Planning and Public Policy: Civic Engagement to Expand Representation

Nina Gohel 

Political Science/Planning and Public Policy
Class of 2023

Nina Gohel was part of the inaugural Rutgers Summer Service Internship (RSSI) Initiative launched this year by Rutgers President Jonathan Holloway. This special internship provides select students from Camden, Newark, and New Brunswick with an opportunity to earn up to $5,000 while interning for a minimum of 200-hours over 10 weeks during the summer at a public service non-profit organization or direct-service government office. Nina is a Political Science and Bloustein School Planning and Public Policy major. She’s also a 2022-2023 Ralph W. Voorhees Public Service Fellow.

Gohel threw herself into politics early on, participating in student government at her Mount Laurel middle school, serving as vice president of her high school and the New Jersey Association of Student Councils and becoming the first Asian-American and Pacific Islander woman to be elected student body vice president at Rutgers. Last summer, while interning with the Environmental Protection Agency’s Office of General Council, she helped reintroduce diversity, equity and inclusion staff trainings that were eliminated under the Trump administration.

Nina interned in the Office of Assembly Majority Leader Louis Greenwald and Assemblywoman Pamela Lampitt. She brainstormed ideas for new legislation that could address the unmet needs of New Jersey residents.
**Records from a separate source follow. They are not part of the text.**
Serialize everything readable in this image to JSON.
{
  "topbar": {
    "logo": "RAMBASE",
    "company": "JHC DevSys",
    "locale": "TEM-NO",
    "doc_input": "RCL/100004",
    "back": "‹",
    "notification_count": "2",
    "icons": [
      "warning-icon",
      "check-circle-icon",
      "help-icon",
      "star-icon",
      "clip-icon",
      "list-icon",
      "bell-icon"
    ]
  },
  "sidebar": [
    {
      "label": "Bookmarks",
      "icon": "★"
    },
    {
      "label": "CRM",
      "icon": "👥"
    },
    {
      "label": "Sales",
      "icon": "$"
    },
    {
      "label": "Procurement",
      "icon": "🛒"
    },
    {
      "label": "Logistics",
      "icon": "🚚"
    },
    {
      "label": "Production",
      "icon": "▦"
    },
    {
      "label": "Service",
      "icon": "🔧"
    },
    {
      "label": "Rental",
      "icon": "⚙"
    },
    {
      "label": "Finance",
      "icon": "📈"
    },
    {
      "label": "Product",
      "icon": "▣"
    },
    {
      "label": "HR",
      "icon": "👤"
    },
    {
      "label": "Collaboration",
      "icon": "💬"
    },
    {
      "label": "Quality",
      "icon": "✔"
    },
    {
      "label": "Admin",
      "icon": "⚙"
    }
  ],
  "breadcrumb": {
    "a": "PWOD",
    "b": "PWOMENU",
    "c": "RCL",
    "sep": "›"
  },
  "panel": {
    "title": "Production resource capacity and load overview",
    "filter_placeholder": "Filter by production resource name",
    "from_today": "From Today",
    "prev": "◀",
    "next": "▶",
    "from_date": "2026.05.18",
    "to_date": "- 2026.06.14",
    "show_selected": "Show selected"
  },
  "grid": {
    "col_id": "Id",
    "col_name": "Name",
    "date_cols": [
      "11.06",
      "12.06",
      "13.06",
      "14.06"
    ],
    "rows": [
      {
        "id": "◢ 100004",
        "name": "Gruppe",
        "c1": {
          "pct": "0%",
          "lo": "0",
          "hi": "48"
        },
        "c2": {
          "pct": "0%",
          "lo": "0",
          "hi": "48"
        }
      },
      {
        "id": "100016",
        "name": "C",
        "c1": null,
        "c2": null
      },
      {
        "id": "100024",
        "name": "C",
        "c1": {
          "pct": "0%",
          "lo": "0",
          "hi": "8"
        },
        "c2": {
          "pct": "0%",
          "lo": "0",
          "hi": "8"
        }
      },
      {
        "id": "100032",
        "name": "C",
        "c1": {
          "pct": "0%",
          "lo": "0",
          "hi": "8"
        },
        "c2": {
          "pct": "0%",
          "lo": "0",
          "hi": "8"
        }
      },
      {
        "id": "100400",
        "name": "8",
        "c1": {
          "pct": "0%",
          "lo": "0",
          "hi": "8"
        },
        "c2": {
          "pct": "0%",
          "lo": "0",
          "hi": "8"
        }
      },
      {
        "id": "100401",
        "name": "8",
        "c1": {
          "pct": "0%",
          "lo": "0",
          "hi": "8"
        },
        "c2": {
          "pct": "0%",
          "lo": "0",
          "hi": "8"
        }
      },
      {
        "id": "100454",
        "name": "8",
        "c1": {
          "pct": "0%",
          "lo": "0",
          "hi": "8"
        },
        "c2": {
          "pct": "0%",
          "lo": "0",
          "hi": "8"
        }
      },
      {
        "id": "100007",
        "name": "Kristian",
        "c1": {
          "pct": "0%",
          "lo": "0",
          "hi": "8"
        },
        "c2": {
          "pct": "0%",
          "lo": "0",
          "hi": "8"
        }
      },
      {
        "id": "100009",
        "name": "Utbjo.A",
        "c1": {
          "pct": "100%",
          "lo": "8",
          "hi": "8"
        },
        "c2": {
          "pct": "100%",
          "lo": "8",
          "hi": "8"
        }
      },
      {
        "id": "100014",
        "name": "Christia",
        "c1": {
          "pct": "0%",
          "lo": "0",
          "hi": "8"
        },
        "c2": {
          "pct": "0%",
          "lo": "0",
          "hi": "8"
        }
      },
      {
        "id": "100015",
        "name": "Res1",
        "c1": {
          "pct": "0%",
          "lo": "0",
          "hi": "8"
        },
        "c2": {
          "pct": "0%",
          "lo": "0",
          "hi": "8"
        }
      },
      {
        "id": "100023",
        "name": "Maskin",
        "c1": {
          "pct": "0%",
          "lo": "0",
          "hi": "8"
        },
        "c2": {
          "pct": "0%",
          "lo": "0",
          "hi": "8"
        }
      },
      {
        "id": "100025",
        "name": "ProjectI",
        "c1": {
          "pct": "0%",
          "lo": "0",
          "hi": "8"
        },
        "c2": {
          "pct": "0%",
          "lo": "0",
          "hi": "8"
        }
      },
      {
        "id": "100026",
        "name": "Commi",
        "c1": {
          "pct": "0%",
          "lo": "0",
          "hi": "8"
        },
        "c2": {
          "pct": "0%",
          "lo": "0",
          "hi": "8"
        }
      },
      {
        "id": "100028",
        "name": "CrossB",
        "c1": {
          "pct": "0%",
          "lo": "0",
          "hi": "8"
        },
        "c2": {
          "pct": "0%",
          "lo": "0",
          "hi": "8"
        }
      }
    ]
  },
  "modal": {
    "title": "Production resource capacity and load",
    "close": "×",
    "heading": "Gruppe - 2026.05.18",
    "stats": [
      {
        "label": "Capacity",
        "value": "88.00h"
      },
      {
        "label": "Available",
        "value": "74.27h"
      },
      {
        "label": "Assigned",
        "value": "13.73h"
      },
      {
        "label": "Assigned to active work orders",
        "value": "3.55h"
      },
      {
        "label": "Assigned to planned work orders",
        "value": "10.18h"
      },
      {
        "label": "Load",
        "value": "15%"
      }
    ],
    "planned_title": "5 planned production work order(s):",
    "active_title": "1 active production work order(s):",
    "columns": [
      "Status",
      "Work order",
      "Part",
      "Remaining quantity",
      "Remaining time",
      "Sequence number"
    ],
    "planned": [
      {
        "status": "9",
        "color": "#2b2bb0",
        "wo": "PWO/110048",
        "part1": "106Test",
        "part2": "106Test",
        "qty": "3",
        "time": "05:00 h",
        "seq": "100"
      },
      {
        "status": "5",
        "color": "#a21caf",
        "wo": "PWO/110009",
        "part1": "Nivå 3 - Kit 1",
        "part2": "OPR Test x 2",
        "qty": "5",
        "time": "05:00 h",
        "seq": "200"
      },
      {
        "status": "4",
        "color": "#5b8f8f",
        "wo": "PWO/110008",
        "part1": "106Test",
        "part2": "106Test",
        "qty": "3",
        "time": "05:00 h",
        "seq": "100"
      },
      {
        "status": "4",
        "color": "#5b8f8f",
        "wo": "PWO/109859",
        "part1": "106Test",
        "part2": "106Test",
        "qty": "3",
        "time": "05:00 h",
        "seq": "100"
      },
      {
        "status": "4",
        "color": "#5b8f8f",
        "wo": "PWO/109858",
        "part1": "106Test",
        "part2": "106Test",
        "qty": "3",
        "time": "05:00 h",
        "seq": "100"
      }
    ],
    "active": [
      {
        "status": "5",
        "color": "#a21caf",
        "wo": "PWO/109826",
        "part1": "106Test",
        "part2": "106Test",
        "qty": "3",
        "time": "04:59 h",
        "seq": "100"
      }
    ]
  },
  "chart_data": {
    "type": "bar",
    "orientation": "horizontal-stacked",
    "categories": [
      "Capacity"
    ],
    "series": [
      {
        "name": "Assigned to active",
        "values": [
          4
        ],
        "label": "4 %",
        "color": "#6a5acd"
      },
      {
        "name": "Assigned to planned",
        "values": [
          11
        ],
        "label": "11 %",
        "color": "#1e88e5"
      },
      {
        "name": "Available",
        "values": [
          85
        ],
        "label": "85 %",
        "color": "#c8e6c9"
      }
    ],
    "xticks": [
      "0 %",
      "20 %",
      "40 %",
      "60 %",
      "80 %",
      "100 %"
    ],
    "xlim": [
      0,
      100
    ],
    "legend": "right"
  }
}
As someone with potentially deadly food allergies, she poured herself into research that led to a bill modeled after an Edison ordinance that will better protect diners and reduce restaurant liability.

“I know what it means to use an EpiPen. It’s a struggle to go out to restaurants and constantly worry about a life-threatening reaction,” said Gohel, whose allergies to tree nuts, shellfish and coconut once landed her in the ER after a restaurant mistakenly made her smoothie with almond milk. “The aim of this bill is to make sure restaurants provide a menu that will at least list the top eight allergens in their dishes to make New Jersey’s food environment safer for those with deadly food allergies.”

Being instrumental in the creation of legislation that is likely to be introduced to the New Jersey State Assembly this fall was inspiring for Gohel, who said she would like to participate in policy work at the local, state or national level after graduating in May.

“Our government needs to reflect all communities and people to properly represent the needs of our nation,” she said. “Now more than ever, public service is so essential to inspire the next generation to go forth and provide a brighter future, and I hope to be a part of that change.”

Read full Article on Rutgers Today 9/7/22
Photograph by Nick Romanenko